Photo: Gary Cooper

By Dave Resto

Heavy blues-rock guitarist, Jared James Nichols, has been touring as the opening act for hard rock legends, Saxon and UFO. He and his band appeared at Jergel’s Rhythm Grille when their tour hit Warrendale, PA on 10.11.17. Nichols is promoting his forthcoming second full-length album, Black Magic (due out 10.27.17 on Listenable Records) but on this night, he also drew from his first album, Old Glory and the Wild Revival and his debut EP, Live at the Viper Room. Although his material seemed to be unfamiliar to some of the people I spoke with from that night’s audience, his brief but intense set went over like red meat at a barbecue.

As Nichols strode onto the stage with his long mane of hair falling on the shoulders of his cut-off plaid shirt, he greeted the crowd with a wide, toothy smile. “Hey!” he boomed into to a slightly hot mic, which was quickly adjusted. He engaged in a bit of playful banter with the audience, introduced the first song and then he and his band (Erik Sandin, bass; Dennis Holm, drums) went into “Playin’ for Keeps,” a slow, stomping, psychedelic blues-rocker. Nichols wasted no time in displaying both his relentless attack and precise control on his favored single pick-up, Epiphone guitar, dubbed, “Old Glory.” As a vocalist, his voice had power and grit to equal his guitar playing.
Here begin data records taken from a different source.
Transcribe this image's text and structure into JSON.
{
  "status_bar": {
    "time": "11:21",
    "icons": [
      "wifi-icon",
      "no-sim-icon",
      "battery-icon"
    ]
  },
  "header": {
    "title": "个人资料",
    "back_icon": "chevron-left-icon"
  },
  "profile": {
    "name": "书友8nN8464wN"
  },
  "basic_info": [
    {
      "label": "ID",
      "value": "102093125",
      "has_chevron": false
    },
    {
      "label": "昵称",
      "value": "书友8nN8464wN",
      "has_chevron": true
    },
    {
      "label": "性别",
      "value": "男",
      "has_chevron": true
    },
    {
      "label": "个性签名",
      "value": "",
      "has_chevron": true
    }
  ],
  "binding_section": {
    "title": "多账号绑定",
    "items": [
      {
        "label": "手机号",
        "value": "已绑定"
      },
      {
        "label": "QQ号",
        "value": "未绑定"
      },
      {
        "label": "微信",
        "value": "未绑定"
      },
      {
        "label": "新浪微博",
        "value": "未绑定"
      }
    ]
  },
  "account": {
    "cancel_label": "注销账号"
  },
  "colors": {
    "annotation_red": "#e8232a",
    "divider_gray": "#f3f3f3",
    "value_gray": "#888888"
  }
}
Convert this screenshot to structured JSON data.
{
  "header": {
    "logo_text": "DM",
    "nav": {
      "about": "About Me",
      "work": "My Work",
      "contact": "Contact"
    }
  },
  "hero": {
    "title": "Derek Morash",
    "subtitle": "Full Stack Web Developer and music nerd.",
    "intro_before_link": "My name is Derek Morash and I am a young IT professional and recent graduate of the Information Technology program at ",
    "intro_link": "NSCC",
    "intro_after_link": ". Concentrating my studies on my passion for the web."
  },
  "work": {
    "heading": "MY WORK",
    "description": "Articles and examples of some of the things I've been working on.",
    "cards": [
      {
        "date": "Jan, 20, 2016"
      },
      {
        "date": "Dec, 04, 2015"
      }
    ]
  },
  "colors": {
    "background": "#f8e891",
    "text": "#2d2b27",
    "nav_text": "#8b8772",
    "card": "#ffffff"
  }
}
Nichols is an incredibly skillful player, who has obviously spent a great deal of time studying, refining and innovating on the electric guitar. The result of his hard work is a mastery which allows him to effortlessly manipulate and coax an endless array of sounds from the guitar, not unlike another young guitar slinger from long ago – the trail-blazing Jeff Beck. Like Beck, Nichols favors a pick-less method of playing, which allows him to work the strings to achieve a variety of tones.

His bandmates possessed equal prowess on their respective instruments. Bassist, Erik Sandin plucked his strings so fervently that I could see them quivering above the fret board. Dennis Holm’s drumming was wild enough to be interesting but measured enough to be dead-on tempo. Together, this rhythm section was bedrock solid; the perfect answer to the demands of Jared James Nichols’ guitar playing.

Given a brief opening slot (roughly 45 minutes), Nichols wisely offered up some prime samples from his catalogue, including the intriguing “Don’t be Scared” from Black Magic (think of a Black Sabbath/Deep Purple/Kenny Wayne Shepherd collaboration. Yeah, right?) and the bluesy, soulful, up-tempo crowd pleaser, “Can You Feel It?” from Old Glory and the Wild Revival.

An interesting inclusion to the set was the band’s flawless cover of Ted Nugent’s, “Stranglehold.” Hearing them perform a 70s guitar-rock classic (I know that they’ve also been performing Mountain’s “Mississippi Queen” at some of their shows) drew a direct line to their obvious roots and influences. It was great to see them acknowledge that on stage.

At some point toward the end of Jared James Nichols’ performance, I set my notebook and camera aside and took a moment to watch him win over a room full of new fans. They may not have known who he was when he took the stage, but I’m pretty sure they’ll never forget him after he left.

Jared James Nichols is currently on tour. To see dates, see

For more information on Jared James Nichols and Black Magic